Rhonda Gustitus of Keller Williams Realty, who’s been selling real estate in North Port, Sarasota’s southernmost—and fastest-growing—city, for 21 years, has one word for the current North Port market: “phenomenal.” And that’s because of one other key descriptor: “affordable.”
“We have agents driving to North Port from Sarasota, Fort Myers, Tampa to sell our homes because they can’t find anything affordable for their clients in their own neighborhoods,” she says.
The average North Port purchase price of $150,000 buys a newer 1,300- to 1,500-square-foot home with three bedrooms, two baths and a two-car garage, says Gustitus. “That’s the ideal home; that’s what most people are looking for.”
Near-retirees from the Northeast and Midwest are jumping in. “They are flying down and grabbing something now, arranging to rent it out, and going back up North,” she says. “They’ll be back down in two or three years [to live here themselves].”
Inventory here, too, is an issue, Gustitus says. But newer communities like Maronda Homes’ Villas at Charleston Park and Centex Homes’ Cypress Falls at The Woodlands are still building, “and there’s room for new construction,” she says.

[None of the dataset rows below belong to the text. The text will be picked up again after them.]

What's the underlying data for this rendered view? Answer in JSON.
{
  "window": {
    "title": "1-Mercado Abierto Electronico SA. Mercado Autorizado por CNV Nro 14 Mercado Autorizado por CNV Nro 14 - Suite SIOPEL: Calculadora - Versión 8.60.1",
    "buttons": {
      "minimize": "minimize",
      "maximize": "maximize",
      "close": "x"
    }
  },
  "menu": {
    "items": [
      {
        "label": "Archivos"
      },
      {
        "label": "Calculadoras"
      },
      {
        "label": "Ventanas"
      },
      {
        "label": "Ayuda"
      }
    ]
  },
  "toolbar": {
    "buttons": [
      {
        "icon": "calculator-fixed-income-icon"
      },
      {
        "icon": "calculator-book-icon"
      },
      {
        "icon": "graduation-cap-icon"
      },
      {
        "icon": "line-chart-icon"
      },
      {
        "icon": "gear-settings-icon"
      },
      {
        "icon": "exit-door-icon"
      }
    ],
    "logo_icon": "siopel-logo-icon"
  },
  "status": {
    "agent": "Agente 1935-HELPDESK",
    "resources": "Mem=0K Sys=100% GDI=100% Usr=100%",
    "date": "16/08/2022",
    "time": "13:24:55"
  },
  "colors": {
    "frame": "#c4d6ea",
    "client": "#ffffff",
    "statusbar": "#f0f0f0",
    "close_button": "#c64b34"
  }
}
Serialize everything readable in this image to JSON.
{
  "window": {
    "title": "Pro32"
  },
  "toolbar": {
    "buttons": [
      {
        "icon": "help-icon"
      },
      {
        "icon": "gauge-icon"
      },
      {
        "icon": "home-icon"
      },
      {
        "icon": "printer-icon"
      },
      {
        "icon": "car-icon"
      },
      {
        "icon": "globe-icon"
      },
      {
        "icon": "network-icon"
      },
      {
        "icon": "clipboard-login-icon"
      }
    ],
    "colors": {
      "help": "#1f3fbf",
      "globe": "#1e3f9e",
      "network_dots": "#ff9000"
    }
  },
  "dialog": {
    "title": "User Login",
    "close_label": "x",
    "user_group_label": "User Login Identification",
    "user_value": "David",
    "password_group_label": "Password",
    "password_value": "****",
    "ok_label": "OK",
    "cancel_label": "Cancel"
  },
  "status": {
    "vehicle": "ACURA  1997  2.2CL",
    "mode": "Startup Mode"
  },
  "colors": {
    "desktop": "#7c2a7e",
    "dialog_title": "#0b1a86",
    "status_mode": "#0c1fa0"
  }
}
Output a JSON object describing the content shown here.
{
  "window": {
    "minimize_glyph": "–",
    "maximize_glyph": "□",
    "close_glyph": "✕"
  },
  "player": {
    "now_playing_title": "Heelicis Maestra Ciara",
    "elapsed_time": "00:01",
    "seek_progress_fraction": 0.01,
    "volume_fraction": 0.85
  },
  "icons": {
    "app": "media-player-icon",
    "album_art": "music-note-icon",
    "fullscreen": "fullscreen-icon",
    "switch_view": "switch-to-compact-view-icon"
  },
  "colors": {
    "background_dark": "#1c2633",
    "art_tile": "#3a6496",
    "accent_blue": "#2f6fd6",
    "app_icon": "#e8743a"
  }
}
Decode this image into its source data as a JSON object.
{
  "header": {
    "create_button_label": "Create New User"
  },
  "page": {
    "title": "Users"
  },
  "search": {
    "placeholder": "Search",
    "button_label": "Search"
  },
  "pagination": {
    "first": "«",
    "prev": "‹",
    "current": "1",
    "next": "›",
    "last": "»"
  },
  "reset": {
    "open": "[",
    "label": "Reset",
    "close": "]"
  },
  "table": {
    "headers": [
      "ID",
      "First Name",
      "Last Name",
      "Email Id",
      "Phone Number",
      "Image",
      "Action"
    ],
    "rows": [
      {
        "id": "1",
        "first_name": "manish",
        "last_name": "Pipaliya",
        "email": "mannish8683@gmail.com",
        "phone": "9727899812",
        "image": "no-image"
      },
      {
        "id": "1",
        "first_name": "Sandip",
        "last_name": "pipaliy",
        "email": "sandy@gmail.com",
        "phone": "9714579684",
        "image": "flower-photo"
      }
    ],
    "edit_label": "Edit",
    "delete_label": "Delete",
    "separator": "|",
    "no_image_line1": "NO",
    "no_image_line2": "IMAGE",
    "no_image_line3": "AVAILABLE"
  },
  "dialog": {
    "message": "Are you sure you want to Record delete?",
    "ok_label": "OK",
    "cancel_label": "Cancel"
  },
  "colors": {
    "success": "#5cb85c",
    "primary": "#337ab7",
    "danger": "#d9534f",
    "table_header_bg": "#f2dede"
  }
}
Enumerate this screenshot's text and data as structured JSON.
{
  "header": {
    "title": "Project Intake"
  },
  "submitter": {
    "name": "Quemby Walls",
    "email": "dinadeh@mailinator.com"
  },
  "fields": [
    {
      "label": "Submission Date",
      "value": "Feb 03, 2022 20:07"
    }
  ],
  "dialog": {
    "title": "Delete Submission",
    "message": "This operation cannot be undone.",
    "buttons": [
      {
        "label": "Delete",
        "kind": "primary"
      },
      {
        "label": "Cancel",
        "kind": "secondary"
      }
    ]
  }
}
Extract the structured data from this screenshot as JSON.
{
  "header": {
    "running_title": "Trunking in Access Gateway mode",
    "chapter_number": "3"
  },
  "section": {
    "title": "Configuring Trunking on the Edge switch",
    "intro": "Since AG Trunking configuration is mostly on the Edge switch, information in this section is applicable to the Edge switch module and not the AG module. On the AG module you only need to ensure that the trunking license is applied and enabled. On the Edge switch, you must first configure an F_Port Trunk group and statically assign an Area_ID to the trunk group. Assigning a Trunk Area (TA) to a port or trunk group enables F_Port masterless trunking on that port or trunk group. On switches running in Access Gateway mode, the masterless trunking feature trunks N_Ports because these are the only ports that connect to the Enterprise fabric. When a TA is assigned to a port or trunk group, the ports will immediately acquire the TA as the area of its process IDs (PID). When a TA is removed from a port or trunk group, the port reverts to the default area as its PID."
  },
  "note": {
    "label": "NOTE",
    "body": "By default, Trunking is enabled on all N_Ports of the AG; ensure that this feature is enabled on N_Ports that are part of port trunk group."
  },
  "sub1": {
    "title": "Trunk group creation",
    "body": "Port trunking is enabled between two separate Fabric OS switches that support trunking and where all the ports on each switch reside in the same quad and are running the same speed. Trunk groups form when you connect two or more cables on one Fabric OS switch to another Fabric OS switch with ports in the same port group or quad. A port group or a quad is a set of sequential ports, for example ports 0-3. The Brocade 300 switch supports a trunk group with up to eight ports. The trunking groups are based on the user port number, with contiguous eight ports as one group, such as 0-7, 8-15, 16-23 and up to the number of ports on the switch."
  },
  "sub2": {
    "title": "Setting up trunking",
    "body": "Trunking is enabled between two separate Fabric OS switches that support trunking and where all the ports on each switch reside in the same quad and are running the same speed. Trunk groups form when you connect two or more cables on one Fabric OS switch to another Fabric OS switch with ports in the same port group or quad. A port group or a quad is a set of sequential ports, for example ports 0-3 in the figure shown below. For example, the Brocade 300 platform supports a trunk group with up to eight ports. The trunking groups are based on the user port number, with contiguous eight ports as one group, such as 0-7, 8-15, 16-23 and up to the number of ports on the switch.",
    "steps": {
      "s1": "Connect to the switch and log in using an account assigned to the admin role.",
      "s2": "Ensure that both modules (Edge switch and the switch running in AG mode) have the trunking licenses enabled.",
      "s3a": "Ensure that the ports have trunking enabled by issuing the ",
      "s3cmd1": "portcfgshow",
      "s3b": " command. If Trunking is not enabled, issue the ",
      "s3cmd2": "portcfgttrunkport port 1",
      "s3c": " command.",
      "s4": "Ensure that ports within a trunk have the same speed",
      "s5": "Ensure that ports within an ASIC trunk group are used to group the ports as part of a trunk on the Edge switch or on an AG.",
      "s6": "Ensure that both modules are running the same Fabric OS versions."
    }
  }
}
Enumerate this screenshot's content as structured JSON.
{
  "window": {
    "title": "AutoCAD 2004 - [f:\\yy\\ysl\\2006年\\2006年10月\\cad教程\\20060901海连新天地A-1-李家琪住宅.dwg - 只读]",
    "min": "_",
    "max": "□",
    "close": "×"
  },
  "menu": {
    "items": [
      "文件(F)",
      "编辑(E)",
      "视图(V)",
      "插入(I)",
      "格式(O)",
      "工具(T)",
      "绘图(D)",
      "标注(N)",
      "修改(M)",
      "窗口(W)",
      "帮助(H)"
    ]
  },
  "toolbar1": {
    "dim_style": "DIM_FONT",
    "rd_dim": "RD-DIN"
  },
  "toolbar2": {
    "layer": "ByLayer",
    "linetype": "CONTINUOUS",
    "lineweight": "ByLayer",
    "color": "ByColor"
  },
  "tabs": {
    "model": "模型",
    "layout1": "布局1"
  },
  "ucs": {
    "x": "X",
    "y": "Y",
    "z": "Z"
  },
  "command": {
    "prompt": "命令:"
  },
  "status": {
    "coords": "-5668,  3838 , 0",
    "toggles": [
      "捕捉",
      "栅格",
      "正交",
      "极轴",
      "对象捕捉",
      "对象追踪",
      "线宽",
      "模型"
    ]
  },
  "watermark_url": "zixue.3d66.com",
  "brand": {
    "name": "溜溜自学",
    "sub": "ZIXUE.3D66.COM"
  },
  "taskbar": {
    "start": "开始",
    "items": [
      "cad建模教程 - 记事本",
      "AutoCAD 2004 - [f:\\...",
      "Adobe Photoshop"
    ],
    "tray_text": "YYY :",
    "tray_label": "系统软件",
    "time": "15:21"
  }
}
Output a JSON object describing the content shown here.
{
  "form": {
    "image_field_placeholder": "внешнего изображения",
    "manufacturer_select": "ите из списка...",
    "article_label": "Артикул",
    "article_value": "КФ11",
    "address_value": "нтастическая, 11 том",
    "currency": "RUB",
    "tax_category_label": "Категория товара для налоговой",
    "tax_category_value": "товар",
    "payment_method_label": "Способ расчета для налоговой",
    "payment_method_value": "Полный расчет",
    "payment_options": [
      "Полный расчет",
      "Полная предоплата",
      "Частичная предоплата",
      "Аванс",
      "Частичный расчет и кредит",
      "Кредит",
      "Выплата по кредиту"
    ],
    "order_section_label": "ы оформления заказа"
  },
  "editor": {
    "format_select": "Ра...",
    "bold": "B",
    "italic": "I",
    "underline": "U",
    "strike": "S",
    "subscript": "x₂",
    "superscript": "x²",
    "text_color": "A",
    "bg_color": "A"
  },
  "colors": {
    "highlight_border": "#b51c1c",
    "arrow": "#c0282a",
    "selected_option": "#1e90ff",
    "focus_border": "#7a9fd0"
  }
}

More good news: Gustitus and her team sold their last short-sale property in mid-October. A few years ago, she had 35 or 40 short sales, she says.
And the mammoth 9,600-acre The Ranch in the West Villages (formerly the Thomas Ranch)—half of which is in the city, half in unincorporated Sarasota County—has started cranking up. Over the next three decades, 18,000 to 25,000 new homes and 3 million square feet of commercial and retail space are expected to be built there. Mattamy Homes, Canada’s largest home builder, is the controlling partner, says Tampa/Sarasota division president Ed Suchora. At press time, groundbreaking was slated for December on its first development there, the Preserve at West Villages, which will encompass 108 large-lot estate homes. Models will be open by early summer. “The outlook for that is grand,” says Gustitus. “It will be a whole new city like Lakewood Ranch.”